10. Need based – Most of the chemicals that were introduced into the market after the second world war were not the outcome of mission-oriented researches directed towards fulfilling particular human needs. They were by-products of the oil industry and the war machinery of the industrialized countries. To maintain profitability after the war, the corporations that created them began searching for “needs” and began creating demands that would be filled by these chemicals. Thus, the synthetic dye industry, the solvent based manufacturing process, the pesticide dependent agriculture, the chemical preservative dependent food products, and many more chemical dependent activities were created. The demand for synthetic chemicals became phenomenal and today, hardly anyone can pass the day without consuming or using a synthetic chemical dependent product. The need for synthetic chemicals have thus been automatically presumed in the current regulatory system under the risk assessment paradigm. This system, however, has led to disastrous consequences and have now put the living organisms in this planet, including humans, in extreme danger. Clearly, our “need” for synthetic chemicals, especially pesticides and other intrinsically hazardous chemicals, must be re-assessed. This is precisely what the precautionary approach does, assess the need for the chemical as part of a comprehensive and integrative approach to risk appraisal before it is allowed to be released into the market. The benefits that the chemical brings to people must be reasonably clear and more important that the potential threats of harm.

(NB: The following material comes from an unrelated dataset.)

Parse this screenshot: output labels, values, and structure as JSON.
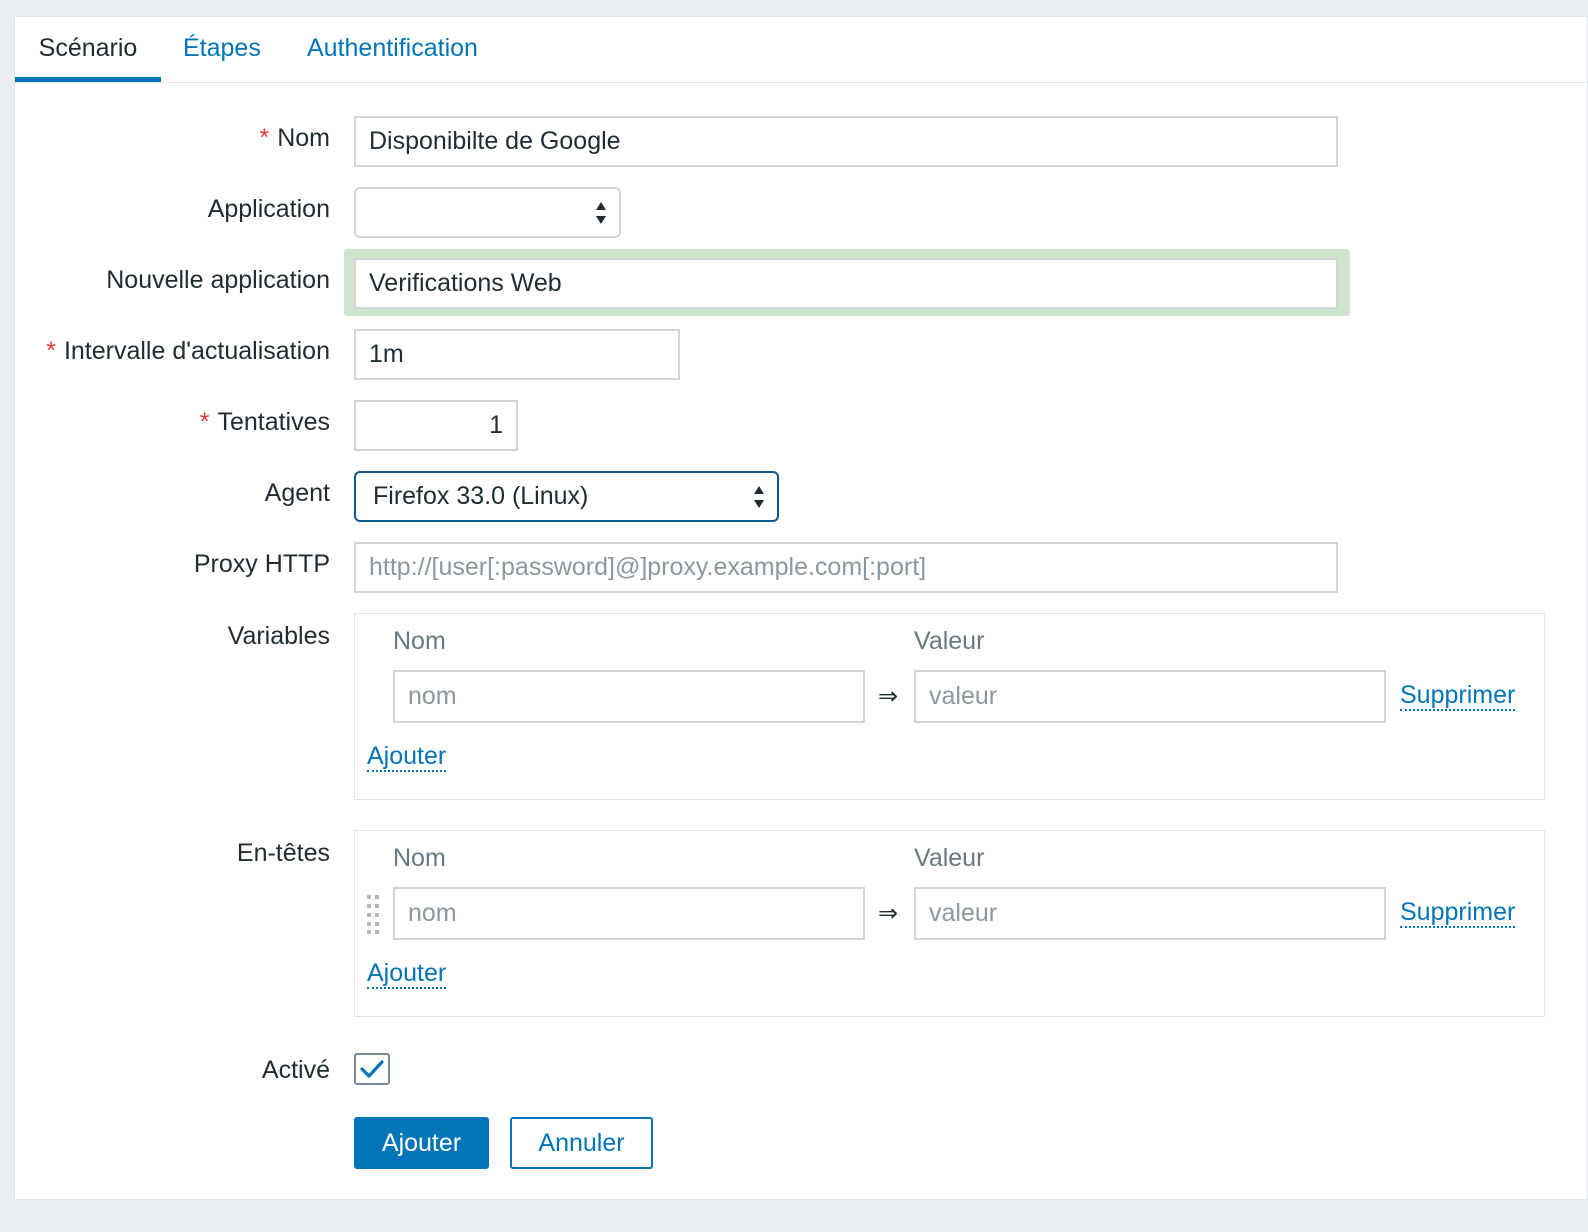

In the end, the precautionary principle reorients the way science is done for policy, inherent presumptions about chemicals and their risks, and ultimately the policies necessary for protecting health and ecosystems. Precaution must rely on science to identify potential risks to health and the environment. But we need not wait for elusive exhaustive data before preventive actions are taken.
Castleman, 13., and R. Lemen. 1998.”Corporate Influence at International Science Organizations.” The Multinational Monitor, January/February.
Fagin, D., M. Lavelle, and Center for Public Integrity. 1999. Toxic Deception. Mon-roe, Maine: Common Courage Press.
Quijano, R. 2000. “Risk Assessment in a Third World Reality” International Journal of Occupational and Environmental Health 6: 312-17.
Raffensperger, C. ,T. Schettler, and N. Myers. 2000.”Precaution: Belief, Regulatory System, and Principle.” International Journal qf Occupational and Environmental Health 6: 266-69.
Rampton, S., and J. Stauber. 2001. Trust Us, We’re Experts. New York: Center for Media and Democracy, Jeremy P. Tarcher/Putnam.
Smith, C. 2000.”Introduction.The Precautionary Principle and Environmental Policy.” International Journal of Occupational and Environmental Health 6, no. 3: 263-64.
Tickner, J., C. Raffensperger, and N. Myers. 1998. The Precautionary Principle in Action: A Handbook. Written for the Science and Environmental Health Network. http://www.selm.org/rtfdocs/handbook-rtirtf.